SINGAPORE: The late Othman Wok was courageous and passionate in championing a multi-racial, multi-religious Singapore and the interests of ordinary people. He channelled his courage and passion into creating a better life for his fellow citizens, said Prime Minister Lee Hsien Loong in a letter to Mr Othman's wife, Lina Abdullah, on Monday (Apr 17).
Mr Lee's letter is reproduced below:
Please accept my deepest condolences on the passing of your husband, Encik Othman Wok.
Encik Othman was one of Singapore's founding fathers. He was courageous and passionate in championing a multi-racial, multi-religious Singapore and the interests of ordinary people. He channelled his courage and passion into creating a better life for his fellow citizens. Persuaded by Mr Lee Kuan Yew to enter politics, he stood for elections in 1959 in Kampong Kembangan constituency, but lost. Undeterred, he ran again in Pasir Panjang in 1963. This time he was elected, and became Minister for Social Affairs.
Encik Othman was steadfast and unwavering in believing in a multi-racial, multi-religious, meritocratic Singapore. His dedication and courage was most clearly shown during Singapore's turbulent years in the 1960s, when Singapore was part of Malaysia, and then separated from Malaysia to become an independent republic. In a vicious fight against the communalists, Encik Othman faced great pressure and threats on his life for joining the PAP. If he had faltered, history might have taken a different course. But he stood resolutely by his convictions, and that made all the difference for Singapore.

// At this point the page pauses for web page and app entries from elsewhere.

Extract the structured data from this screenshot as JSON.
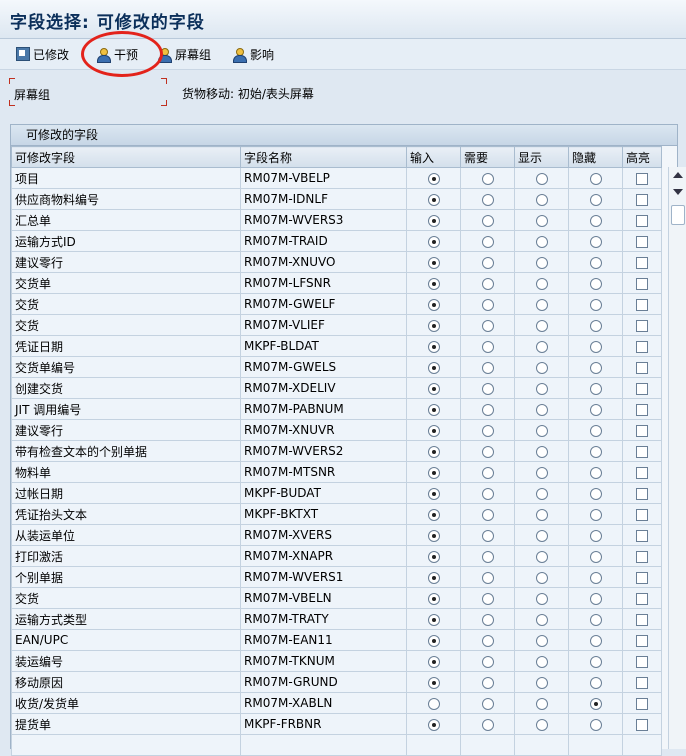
{
  "title": "字段选择: 可修改的字段",
  "toolbar": [
    {
      "label": "已修改",
      "icon": "edit-icon"
    },
    {
      "label": "干预",
      "icon": "person-icon"
    },
    {
      "label": "屏幕组",
      "icon": "person-icon"
    },
    {
      "label": "影响",
      "icon": "person-icon"
    }
  ],
  "screen_group": {
    "label": "屏幕组",
    "value": "货物移动: 初始/表头屏幕"
  },
  "panel_title": "可修改的字段",
  "columns": [
    "可修改字段",
    "字段名称",
    "输入",
    "需要",
    "显示",
    "隐藏",
    "高亮"
  ],
  "rows": [
    {
      "desc": "项目",
      "field": "RM07M-VBELP",
      "sel": "输入"
    },
    {
      "desc": "供应商物料编号",
      "field": "RM07M-IDNLF",
      "sel": "输入"
    },
    {
      "desc": "汇总单",
      "field": "RM07M-WVERS3",
      "sel": "输入"
    },
    {
      "desc": "运输方式ID",
      "field": "RM07M-TRAID",
      "sel": "输入"
    },
    {
      "desc": "建议零行",
      "field": "RM07M-XNUVO",
      "sel": "输入"
    },
    {
      "desc": "交货单",
      "field": "RM07M-LFSNR",
      "sel": "输入"
    },
    {
      "desc": "交货",
      "field": "RM07M-GWELF",
      "sel": "输入"
    },
    {
      "desc": "交货",
      "field": "RM07M-VLIEF",
      "sel": "输入"
    },
    {
      "desc": "凭证日期",
      "field": "MKPF-BLDAT",
      "sel": "输入"
    },
    {
      "desc": "交货单编号",
      "field": "RM07M-GWELS",
      "sel": "输入"
    },
    {
      "desc": "创建交货",
      "field": "RM07M-XDELIV",
      "sel": "输入"
    },
    {
      "desc": "JIT 调用编号",
      "field": "RM07M-PABNUM",
      "sel": "输入"
    },
    {
      "desc": "建议零行",
      "field": "RM07M-XNUVR",
      "sel": "输入"
    },
    {
      "desc": "带有检查文本的个别单据",
      "field": "RM07M-WVERS2",
      "sel": "输入"
    },
    {
      "desc": "物料单",
      "field": "RM07M-MTSNR",
      "sel": "输入"
    },
    {
      "desc": "过帐日期",
      "field": "MKPF-BUDAT",
      "sel": "输入"
    },
    {
      "desc": "凭证抬头文本",
      "field": "MKPF-BKTXT",
      "sel": "输入"
    },
    {
      "desc": "从装运单位",
      "field": "RM07M-XVERS",
      "sel": "输入"
    },
    {
      "desc": "打印激活",
      "field": "RM07M-XNAPR",
      "sel": "输入"
    },
    {
      "desc": "个别单据",
      "field": "RM07M-WVERS1",
      "sel": "输入"
    },
    {
      "desc": "交货",
      "field": "RM07M-VBELN",
      "sel": "输入"
    },
    {
      "desc": "运输方式类型",
      "field": "RM07M-TRATY",
      "sel": "输入"
    },
    {
      "desc": "EAN/UPC",
      "field": "RM07M-EAN11",
      "sel": "输入"
    },
    {
      "desc": "装运编号",
      "field": "RM07M-TKNUM",
      "sel": "输入"
    },
    {
      "desc": "移动原因",
      "field": "RM07M-GRUND",
      "sel": "输入"
    },
    {
      "desc": "收货/发货单",
      "field": "RM07M-XABLN",
      "sel": "隐藏"
    },
    {
      "desc": "提货单",
      "field": "MKPF-FRBNR",
      "sel": "输入"
    },
    {
      "desc": "",
      "field": "",
      "sel": ""
    }
  ],
  "colors": {
    "highlight_circle": "#e3231b",
    "title": "#0b2f5a"
  }
}
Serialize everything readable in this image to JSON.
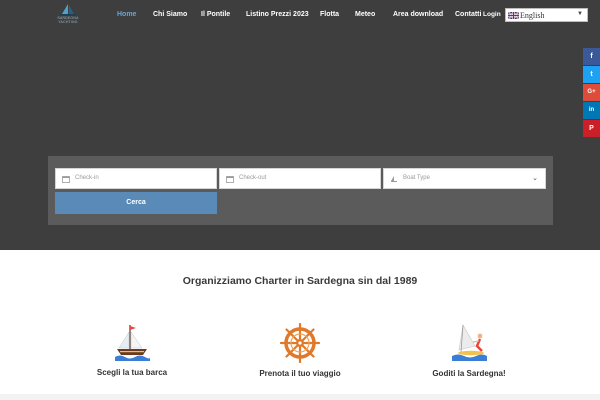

His firm belief that one could build a multi-racial, multi-religious society, based on justice and equality, helped keep the dream alive through those dark days when Singapore was not the master of our destiny. After Separation, Encik Othman's conviction gave heart to Malay Singaporeans, and made it possible for us to remain a multi-racial society. The Singapore we know today could not have existed without Encik Othman and others of our founding generation. Mr Lee remembered the staunch support that Encik Othman had shown, and the great debt that he owed Encik Othman for his loyalty and service to Singapore, when he (Mr Lee) spoke on the occasion of his 75th birthday.
As Minister for Social Affairs and Director of the Malay Affairs Bureau from 1963 to 1981, Encik Othman put in place systems and policies that continue to serve the Malay community today. He set up the Singapore Pilgrimage Office and a system of registration for sheikh hajis and pilgrim brokers in Singapore. This system still remains largely in place, with MUIS acting as a regulator for hajj activities.
Encik Othman will also be remembered for his role in developing an active and vibrant sports scene in Singapore. He took an active interest in the building of the National Stadium, which would become the home of many shared memories for Singaporeans and our sporting heroes. He also promoted motor racing in Singapore years before F1 came to Singapore, when he oversaw the first Singapore Grand Prix held post-independence.
In 1983 Encik Othman was conferred the Order of Nila Utama (2nd Class) for his political, economic and social contributions to Singapore and our nation-building efforts.
Singaporeans will always remember Encik Othman as one of our founding fathers, whose courage and passion helped set Singapore on a path of peace and progress. His passing is a deep loss to the nation.
My thoughts are with you and your family during this time of sorrow.
Lee Hsien Loong
Mr Lee also paid tribute to Mr Othman in a Facebook post on Monday evening. Naming the late Cabinet minister as "one of Mr Lee Kuan Yew's closest comrades", PM Lee said he was deeply saddened by Mr Othman's passing.
"My deepest condolences to the family of Encik Othman Wok. His passing is a deep loss to Singapore," Mr Lee wrote.